There are downsides to running your home as a B&B. The business ties at least one member of the family to the house virtually all day, welcoming guests and taking phone bookings. There is also a lot of admin to come to terms with, such as fire regulations, organising expensive buildings, contents and public liability insurance and making sure there is a PPL and PRS music licence for all the televisions in the bedrooms.
‘It takes a certain type of person to open their house to paying guests,’ says David Weston, head of the Bed and Breakfast Association. ‘They must be sufficiently house proud to maintain high standards of cleanliness, but sufficiently relaxed to make guests feel at home.’
Details matter. ‘Give your guests the things that a budget, chain hotel cannot,’ says Hardwick.

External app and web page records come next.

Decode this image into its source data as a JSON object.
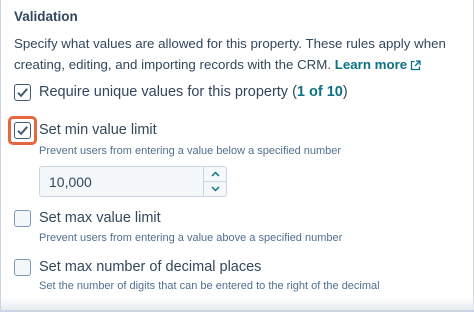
{
  "section": {
    "title": "Validation",
    "description": "Specify what values are allowed for this property. These rules apply when creating, editing, and importing records with the CRM.",
    "learn_more": "Learn more"
  },
  "options": [
    {
      "label": "Require unique values for this property",
      "count": "1 of 10",
      "checked": true
    },
    {
      "label": "Set min value limit",
      "help": "Prevent users from entering a value below a specified number",
      "checked": true,
      "input_value": "10,000"
    },
    {
      "label": "Set max value limit",
      "help": "Prevent users from entering a value above a specified number",
      "checked": false
    },
    {
      "label": "Set max number of decimal places",
      "help": "Set the number of digits that can be entered to the right of the decimal",
      "checked": false
    }
  ],
  "icons": {
    "checkmark": "check-icon",
    "external_link": "external-link-icon",
    "stepper_up": "chevron-up-icon",
    "stepper_down": "chevron-down-icon"
  },
  "colors": {
    "text": "#33475b",
    "link": "#0b7285",
    "highlight": "#e8663d"
  }
}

Make a feature of being local. Offer homemade cake and sandwiches on arrival. Advise your guests on the best cafes and pubs to use and which ones to avoid. Tell them snippets of interesting local history.’

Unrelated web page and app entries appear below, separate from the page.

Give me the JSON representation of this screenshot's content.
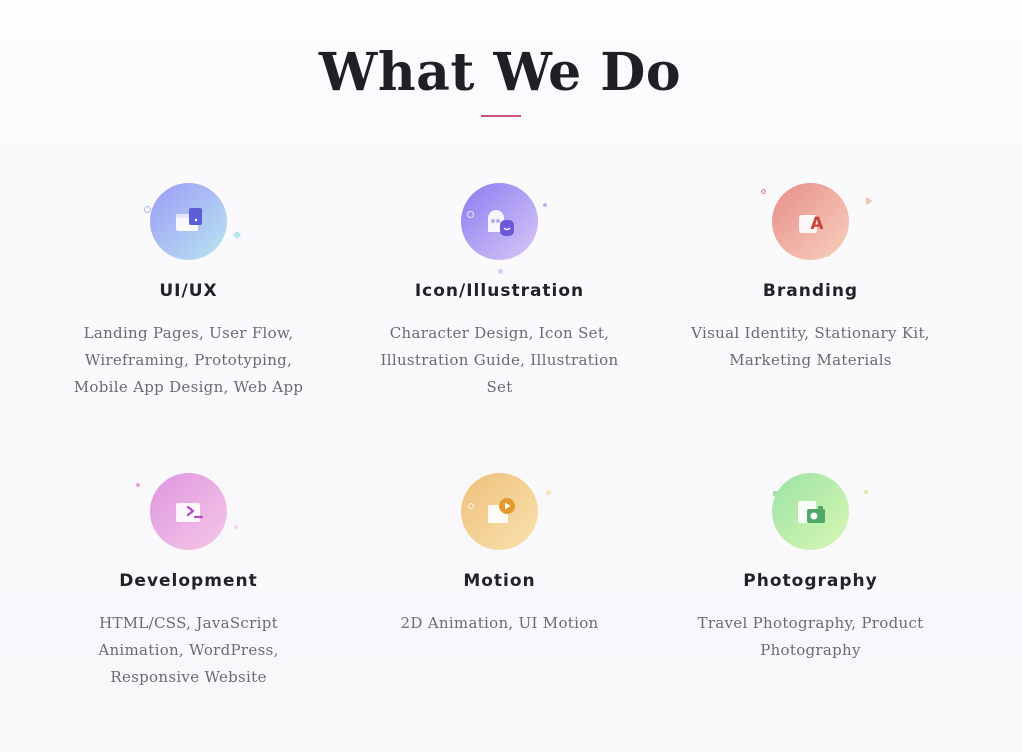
{
  "section": {
    "title": "What We Do",
    "accent_color": "#d0517a"
  },
  "services": [
    {
      "title": "UI/UX",
      "description": "Landing Pages, User Flow, Wireframing, Prototyping, Mobile App Design, Web App",
      "icon": "ui-ux-icon",
      "gradient": [
        "#9b9cf6",
        "#b9e6f0"
      ]
    },
    {
      "title": "Icon/Illustration",
      "description": "Character Design, Icon Set, Illustration Guide, Illustration Set",
      "icon": "illustration-icon",
      "gradient": [
        "#8b7cf0",
        "#d8c8f6"
      ]
    },
    {
      "title": "Branding",
      "description": "Visual Identity, Stationary Kit, Marketing Materials",
      "icon": "branding-icon",
      "gradient": [
        "#e88f8a",
        "#f7d0bd"
      ]
    },
    {
      "title": "Development",
      "description": "HTML/CSS, JavaScript Animation, WordPress, Responsive Website",
      "icon": "development-icon",
      "gradient": [
        "#dd96e0",
        "#f6c7e6"
      ]
    },
    {
      "title": "Motion",
      "description": "2D Animation, UI Motion",
      "icon": "motion-icon",
      "gradient": [
        "#efc07a",
        "#f8e2b0"
      ]
    },
    {
      "title": "Photography",
      "description": "Travel Photography, Product Photography",
      "icon": "camera-icon",
      "gradient": [
        "#9be3a4",
        "#d9f7b4"
      ]
    }
  ]
}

The April heatwave led to 5.7 per cent more seaside B&B bookings for the May Bank holiday compared to 2017
Jen Patrick, 56, whose husband, Howard, 61, farms their 189 acres of land, built up her B&B business at East Hook Farmhouse, Haverfordwest, Pembrokeshire, from nothing in 1997.

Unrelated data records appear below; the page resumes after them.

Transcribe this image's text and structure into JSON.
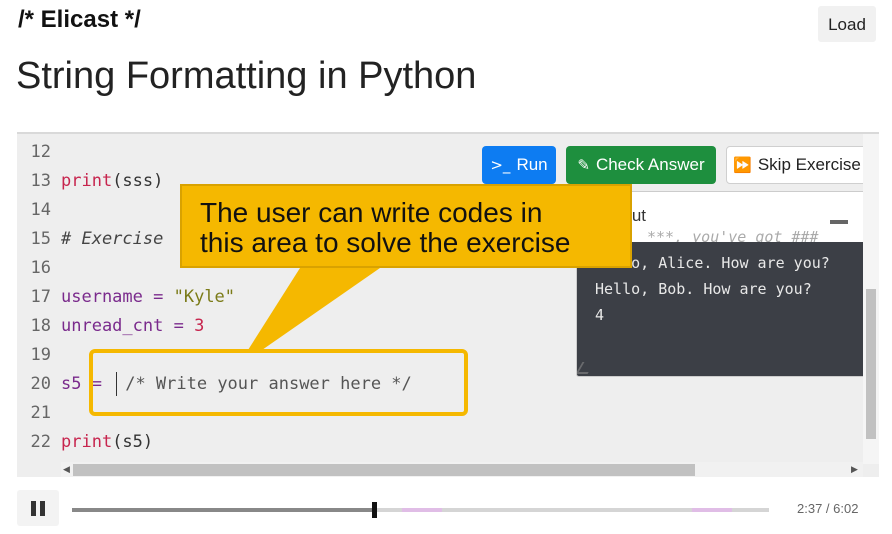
{
  "header": {
    "brand": "/* Elicast */",
    "load_label": "Load"
  },
  "page_title": "String Formatting in Python",
  "toolbar": {
    "run_label": "Run",
    "check_label": "Check Answer",
    "skip_label": "Skip Exercise"
  },
  "editor": {
    "line_numbers": [
      "12",
      "13",
      "14",
      "15",
      "16",
      "17",
      "18",
      "19",
      "20",
      "21",
      "22"
    ],
    "lines": {
      "l13_fn": "print",
      "l13_arg": "(sss)",
      "l15_comment": "# Exercise",
      "l17_var": "username",
      "l17_op": " = ",
      "l17_str": "\"Kyle\"",
      "l18_var": "unread_cnt",
      "l18_op": " = ",
      "l18_num": "3",
      "l20_var": "s5",
      "l20_op": " = ",
      "l22_fn": "print",
      "l22_arg": "(s5)"
    },
    "answer_placeholder": "/* Write your answer here */"
  },
  "output": {
    "title": "Output",
    "hint": "***, you've got ###",
    "lines": [
      "Hello, Alice. How are you?",
      "Hello, Bob. How are you?",
      "4"
    ]
  },
  "callout": {
    "text_line1": "The user can write codes in",
    "text_line2": "this area to solve the exercise"
  },
  "player": {
    "time": "2:37 / 6:02",
    "progress_fraction": 0.434
  },
  "colors": {
    "run": "#0d7cf2",
    "check": "#1e8f3e",
    "callout": "#f5b800",
    "output_bg": "#3c3f46"
  }
}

Her 11-bedroom Georgian house, with just a single bathroom hadn’t traded for 20 years.
Jen, 56, renovated throughout, changing the first floor into four bedrooms, all with en-suites for paying guests and using the top floor for her own family.
By 2003, she was turning away £15,000 of business a year so she expanded, creating three new bedrooms and using the other half as a one-bedroom cottage.
It’s now on the market together with 14 acres of land, for £895,000 with Savills (savills.co.uk). ‘We have loved it,’ she says.
Now she’s planning to downsize to a smaller B&B in Herefordshire to be nearer family.
‘Our guests have been great and I get such a sense of pride from showing off this beautiful place.
‘The people make all the work worthwhile,’ she adds. ‘It’s immensely satisfying to see guests leaving us looking so much healthier and happier than when they arrived.’
On the market… ready for business
KENT: On the edge of the Kent Downs near Faversham is Grade II-listed, 17th century Forge House. It has four bedrooms, three en-suite, and has been a B&B for many years. The garden contains asparagus and berry plants. £625,000, colebrooksturrock.com
PEMBROKESHIRE: Two semi-detached, four-bedroom properties, in Stop And Call, comprise a B&B near Goodwick with coastal views and landscaped gardens. Vendors would consider selling the properties separately.£450,000, purplebricks.co.uk
NORTH YORKSHIRE: Cawthorne House in Pickering is a Grade IIlisted guesthouse with eight bedrooms, six ensuite. The market town is close to the North York Moors and the coastal resorts of Scarborough and Whitby. £550,000, peterillingworth.co.uk